The New Kansas City International Airport: Why Renovate?
Approved Plan Overwhelmingly Passed by KC Voters
After years of debate, 65K voters in Kansas City, Mo., on Tuesday, November 7, showed up to overwhelmingly pass the approved plan to spend $1B to replace the current, three terminal system of the Kansas City International Airport (MCI). The vote overwhelmingly passed with 75.3%.
Supporters of the vote, including a majority of city officials, airlines and the airport itself promised voters the new, single-terminal style airport would be paid for by the airlines and user fees, not hard-earned Kansas-Citian tax dollars.
Supporters also argued that a more modern airport would help the economy, and likely lead to more direct flights, international and potential connecting flights out of KC. The airport already has a $3.2B economic impact and supports 61K jobs, and it will only take flight from there.
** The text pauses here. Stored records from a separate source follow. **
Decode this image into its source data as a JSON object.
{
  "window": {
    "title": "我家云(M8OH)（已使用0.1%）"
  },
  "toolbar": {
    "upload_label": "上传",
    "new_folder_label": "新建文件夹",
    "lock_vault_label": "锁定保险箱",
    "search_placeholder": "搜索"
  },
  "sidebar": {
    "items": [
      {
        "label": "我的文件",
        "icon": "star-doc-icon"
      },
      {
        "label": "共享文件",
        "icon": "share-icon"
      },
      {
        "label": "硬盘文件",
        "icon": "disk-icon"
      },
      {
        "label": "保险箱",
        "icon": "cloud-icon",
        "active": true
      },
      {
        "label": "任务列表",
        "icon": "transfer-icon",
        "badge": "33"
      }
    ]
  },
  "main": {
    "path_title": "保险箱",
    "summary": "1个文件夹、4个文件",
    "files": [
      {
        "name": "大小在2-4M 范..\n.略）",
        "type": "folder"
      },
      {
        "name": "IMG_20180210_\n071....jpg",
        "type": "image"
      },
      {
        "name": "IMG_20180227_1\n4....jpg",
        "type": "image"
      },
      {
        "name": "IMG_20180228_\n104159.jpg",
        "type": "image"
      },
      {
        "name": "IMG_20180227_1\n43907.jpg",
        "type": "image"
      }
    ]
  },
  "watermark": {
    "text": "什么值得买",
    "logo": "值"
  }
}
So, why are airlines willing to spend money? Frankly, they make money at MCI. It’s affordable.
The average dollar amount to put each person in a seat throughout the country is roughly $6.50, Kansas City coming in way below that. Airlines costs would only increase approximately $2.50 to cover the balance of renovation.
When we compare ourselves to our local flight competition, competitors like St. Louis are somewhere around $14 - $15 per person. But apparently, the cost of doing business isn’t the driver; that cost doesn’t influence what it takes for people to fly.
St. Louis has approximately 25 additional flights from Southwest alone per day than Kansas City, even though the cost to airlines is significantly cheaper to fly out of Kansas City. Why? Because we don’t push connecting flights through Kansas City.
Read other posts by Devin Carver.